If the Dawgs somehow run the table from here on out and wind up 10-2, that'd mean wins over Florida, Auburn and Georgia Tech and most likely a trip to the SEC Championship Game, and by that point not one Georgia fan would remember what happened the first two weeks of September. That's absolute-best-case stuff, though, and you'd have to be Zolofted to within an inch of your life not to spot three or four more potential losses on the schedule -- particularly with the mindset our players have to be in right now. And I'm not judging them, either: If I were in their shoes I know I'd be glad to have a I-AA tuneup next week instead of an actual game.
And maybe I'm making too much of a funeral dirge out of this in the first place. Granted, I don't hang out on the message boards that much, or at all, but the response from the majority of the Georgia blogosphere has been shockingly positive considering we've started 0-2 for the first time since I was a sophomore living in McWhorter Hall. The offense rocked out, the defense continued to plug up the middle and looked way better against the pass, our special teams remain peerless . . . take out the fake punt and the defensive scores and the Dawgs beat the Gamecocks going away. So why couldn't we win eight or nine or even ten games down the stretch?
I'd like to believe we could, not just for Mark Richt's sake but for everybody's. Until we get to a mental place where we start looking for ways to win games rather than give them away, though, it's a 50-50 proposition at best.

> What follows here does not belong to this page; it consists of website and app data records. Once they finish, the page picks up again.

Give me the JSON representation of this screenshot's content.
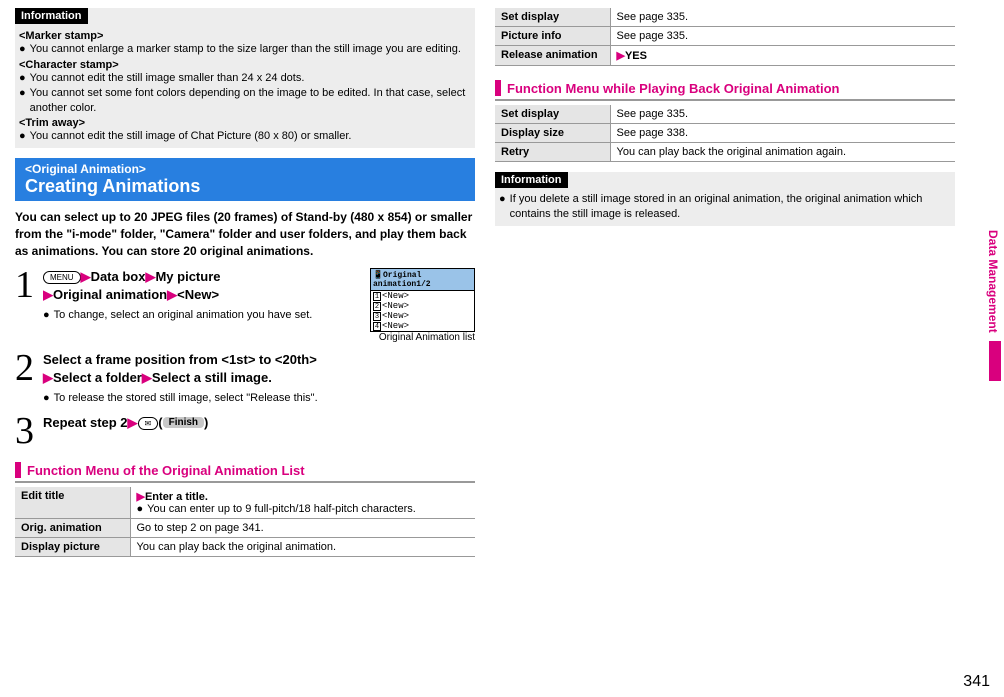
{
  "col1": {
    "info_label": "Information",
    "marker_label": "<Marker stamp>",
    "marker_b1": "You cannot enlarge a marker stamp to the size larger than the still image you are editing.",
    "char_label": "<Character stamp>",
    "char_b1": "You cannot edit the still image smaller than 24 x 24 dots.",
    "char_b2": "You cannot set some font colors depending on the image to be edited. In that case, select another color.",
    "trim_label": "<Trim away>",
    "trim_b1": "You cannot edit the still image of Chat Picture (80 x 80) or smaller.",
    "section_small": "<Original Animation>",
    "section_big": "Creating Animations",
    "intro": "You can select up to 20 JPEG files (20 frames) of Stand-by (480 x 854) or smaller from the \"i-mode\" folder, \"Camera\" folder and user folders, and play them back as animations. You can store 20 original animations.",
    "menu_label": "MENU",
    "step1_text1": "Data box",
    "step1_text2": "My picture",
    "step1_text3": "Original animation",
    "step1_text4": "<New>",
    "step1_note": "To change, select an original animation you have set.",
    "screen_title": "Original animation1/2",
    "screen_items": [
      "<New>",
      "<New>",
      "<New>",
      "<New>"
    ],
    "screen_caption": "Original Animation list",
    "step2_a": "Select a frame position from <1st> to <20th>",
    "step2_b": "Select a folder",
    "step2_c": "Select a still image.",
    "step2_note": "To release the stored still image, select \"Release this\".",
    "step3_text": "Repeat step 2",
    "finish_label": "Finish",
    "func1_title": "Function Menu of the Original Animation List",
    "t1": {
      "edit_title": "Edit title",
      "edit_desc_a": "Enter a title.",
      "edit_desc_b": "You can enter up to 9 full-pitch/18 half-pitch characters.",
      "orig": "Orig. animation",
      "orig_desc": "Go to step 2 on page 341.",
      "disp": "Display picture",
      "disp_desc": "You can play back the original animation."
    }
  },
  "col2": {
    "t2": {
      "setdisp": "Set display",
      "setdisp_desc": "See page 335.",
      "picinfo": "Picture info",
      "picinfo_desc": "See page 335.",
      "relanim": "Release animation",
      "yes": "YES"
    },
    "func2_title": "Function Menu while Playing Back Original Animation",
    "t3": {
      "setdisp": "Set display",
      "setdisp_desc": "See page 335.",
      "dispsize": "Display size",
      "dispsize_desc": "See page 338.",
      "retry": "Retry",
      "retry_desc": "You can play back the original animation again."
    },
    "info_label": "Information",
    "info_b1": "If you delete a still image stored in an original animation, the original animation which contains the still image is released."
  },
  "sidetab": "Data Management",
  "pagenum": "341"
}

And I'll still be spending every Saturday afternoon for the rest of this season wondering which one of those things the team has shown up to do.